- Items from an interface collection -
☆ ☆ ☆ ☆ ☆ ☆ ☆

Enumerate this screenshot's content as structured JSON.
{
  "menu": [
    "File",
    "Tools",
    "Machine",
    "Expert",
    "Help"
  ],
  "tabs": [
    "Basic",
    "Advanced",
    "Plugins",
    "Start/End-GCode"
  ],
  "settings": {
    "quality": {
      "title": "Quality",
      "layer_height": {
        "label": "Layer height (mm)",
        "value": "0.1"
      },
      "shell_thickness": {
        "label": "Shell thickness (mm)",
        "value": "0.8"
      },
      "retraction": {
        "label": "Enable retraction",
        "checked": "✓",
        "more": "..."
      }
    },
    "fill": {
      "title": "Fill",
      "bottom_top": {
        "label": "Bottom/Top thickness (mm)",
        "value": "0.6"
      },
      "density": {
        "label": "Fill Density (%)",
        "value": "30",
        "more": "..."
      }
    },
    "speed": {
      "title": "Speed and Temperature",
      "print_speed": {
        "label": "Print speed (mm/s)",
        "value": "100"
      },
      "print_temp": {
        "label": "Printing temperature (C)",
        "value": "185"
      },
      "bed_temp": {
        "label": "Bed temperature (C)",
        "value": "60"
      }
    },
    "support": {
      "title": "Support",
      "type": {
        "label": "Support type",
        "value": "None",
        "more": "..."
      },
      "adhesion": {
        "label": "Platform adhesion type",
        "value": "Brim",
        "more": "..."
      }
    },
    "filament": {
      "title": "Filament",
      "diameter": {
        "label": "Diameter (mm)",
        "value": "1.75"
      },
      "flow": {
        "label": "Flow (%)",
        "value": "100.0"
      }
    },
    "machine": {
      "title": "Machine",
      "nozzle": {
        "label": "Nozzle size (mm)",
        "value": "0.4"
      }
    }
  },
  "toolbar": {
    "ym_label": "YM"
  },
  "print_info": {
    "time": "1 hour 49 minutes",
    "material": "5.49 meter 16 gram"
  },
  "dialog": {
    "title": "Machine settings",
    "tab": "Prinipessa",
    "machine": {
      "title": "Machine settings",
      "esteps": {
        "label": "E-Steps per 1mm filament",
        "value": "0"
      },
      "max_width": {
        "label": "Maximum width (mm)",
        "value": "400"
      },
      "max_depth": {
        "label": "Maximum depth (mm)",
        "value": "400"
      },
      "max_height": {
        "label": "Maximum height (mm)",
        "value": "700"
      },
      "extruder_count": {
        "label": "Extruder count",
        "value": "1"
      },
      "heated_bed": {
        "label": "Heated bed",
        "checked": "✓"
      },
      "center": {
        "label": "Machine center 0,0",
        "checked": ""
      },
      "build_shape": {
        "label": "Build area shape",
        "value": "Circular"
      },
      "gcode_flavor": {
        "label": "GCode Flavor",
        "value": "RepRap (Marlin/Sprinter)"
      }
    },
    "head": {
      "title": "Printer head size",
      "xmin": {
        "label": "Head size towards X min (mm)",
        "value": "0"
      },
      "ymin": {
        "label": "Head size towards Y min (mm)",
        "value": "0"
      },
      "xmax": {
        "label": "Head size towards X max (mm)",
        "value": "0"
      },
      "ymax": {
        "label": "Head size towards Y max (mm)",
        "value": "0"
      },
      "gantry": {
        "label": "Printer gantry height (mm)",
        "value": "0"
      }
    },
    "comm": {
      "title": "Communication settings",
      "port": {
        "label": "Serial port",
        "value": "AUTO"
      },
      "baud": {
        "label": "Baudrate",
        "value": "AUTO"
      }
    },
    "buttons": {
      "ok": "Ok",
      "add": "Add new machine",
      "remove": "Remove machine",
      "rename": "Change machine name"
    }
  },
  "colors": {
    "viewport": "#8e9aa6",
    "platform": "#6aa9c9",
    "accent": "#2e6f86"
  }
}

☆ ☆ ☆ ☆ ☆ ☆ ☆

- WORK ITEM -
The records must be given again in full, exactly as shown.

- YOUR RESPONSE -
Enumerate this screenshot's content as structured JSON.
{
  "menu": [
    "File",
    "Tools",
    "Machine",
    "Expert",
    "Help"
  ],
  "tabs": [
    "Basic",
    "Advanced",
    "Plugins",
    "Start/End-GCode"
  ],
  "settings": {
    "quality": {
      "title": "Quality",
      "layer_height": {
        "label": "Layer height (mm)",
        "value": "0.1"
      },
      "shell_thickness": {
        "label": "Shell thickness (mm)",
        "value": "0.8"
      },
      "retraction": {
        "label": "Enable retraction",
        "checked": "✓",
        "more": "..."
      }
    },
    "fill": {
      "title": "Fill",
      "bottom_top": {
        "label": "Bottom/Top thickness (mm)",
        "value": "0.6"
      },
      "density": {
        "label": "Fill Density (%)",
        "value": "30",
        "more": "..."
      }
    },
    "speed": {
      "title": "Speed and Temperature",
      "print_speed": {
        "label": "Print speed (mm/s)",
        "value": "100"
      },
      "print_temp": {
        "label": "Printing temperature (C)",
        "value": "185"
      },
      "bed_temp": {
        "label": "Bed temperature (C)",
        "value": "60"
      }
    },
    "support": {
      "title": "Support",
      "type": {
        "label": "Support type",
        "value": "None",
        "more": "..."
      },
      "adhesion": {
        "label": "Platform adhesion type",
        "value": "Brim",
        "more": "..."
      }
    },
    "filament": {
      "title": "Filament",
      "diameter": {
        "label": "Diameter (mm)",
        "value": "1.75"
      },
      "flow": {
        "label": "Flow (%)",
        "value": "100.0"
      }
    },
    "machine": {
      "title": "Machine",
      "nozzle": {
        "label": "Nozzle size (mm)",
        "value": "0.4"
      }
    }
  },
  "toolbar": {
    "ym_label": "YM"
  },
  "print_info": {
    "time": "1 hour 49 minutes",
    "material": "5.49 meter 16 gram"
  },
  "dialog": {
    "title": "Machine settings",
    "tab": "Prinipessa",
    "machine": {
      "title": "Machine settings",
      "esteps": {
        "label": "E-Steps per 1mm filament",
        "value": "0"
      },
      "max_width": {
        "label": "Maximum width (mm)",
        "value": "400"
      },
      "max_depth": {
        "label": "Maximum depth (mm)",
        "value": "400"
      },
      "max_height": {
        "label": "Maximum height (mm)",
        "value": "700"
      },
      "extruder_count": {
        "label": "Extruder count",
        "value": "1"
      },
      "heated_bed": {
        "label": "Heated bed",
        "checked": "✓"
      },
      "center": {
        "label": "Machine center 0,0",
        "checked": ""
      },
      "build_shape": {
        "label": "Build area shape",
        "value": "Circular"
      },
      "gcode_flavor": {
        "label": "GCode Flavor",
        "value": "RepRap (Marlin/Sprinter)"
      }
    },
    "head": {
      "title": "Printer head size",
      "xmin": {
        "label": "Head size towards X min (mm)",
        "value": "0"
      },
      "ymin": {
        "label": "Head size towards Y min (mm)",
        "value": "0"
      },
      "xmax": {
        "label": "Head size towards X max (mm)",
        "value": "0"
      },
      "ymax": {
        "label": "Head size towards Y max (mm)",
        "value": "0"
      },
      "gantry": {
        "label": "Printer gantry height (mm)",
        "value": "0"
      }
    },
    "comm": {
      "title": "Communication settings",
      "port": {
        "label": "Serial port",
        "value": "AUTO"
      },
      "baud": {
        "label": "Baudrate",
        "value": "AUTO"
      }
    },
    "buttons": {
      "ok": "Ok",
      "add": "Add new machine",
      "remove": "Remove machine",
      "rename": "Change machine name"
    }
  },
  "colors": {
    "viewport": "#8e9aa6",
    "platform": "#6aa9c9",
    "accent": "#2e6f86"
  }
}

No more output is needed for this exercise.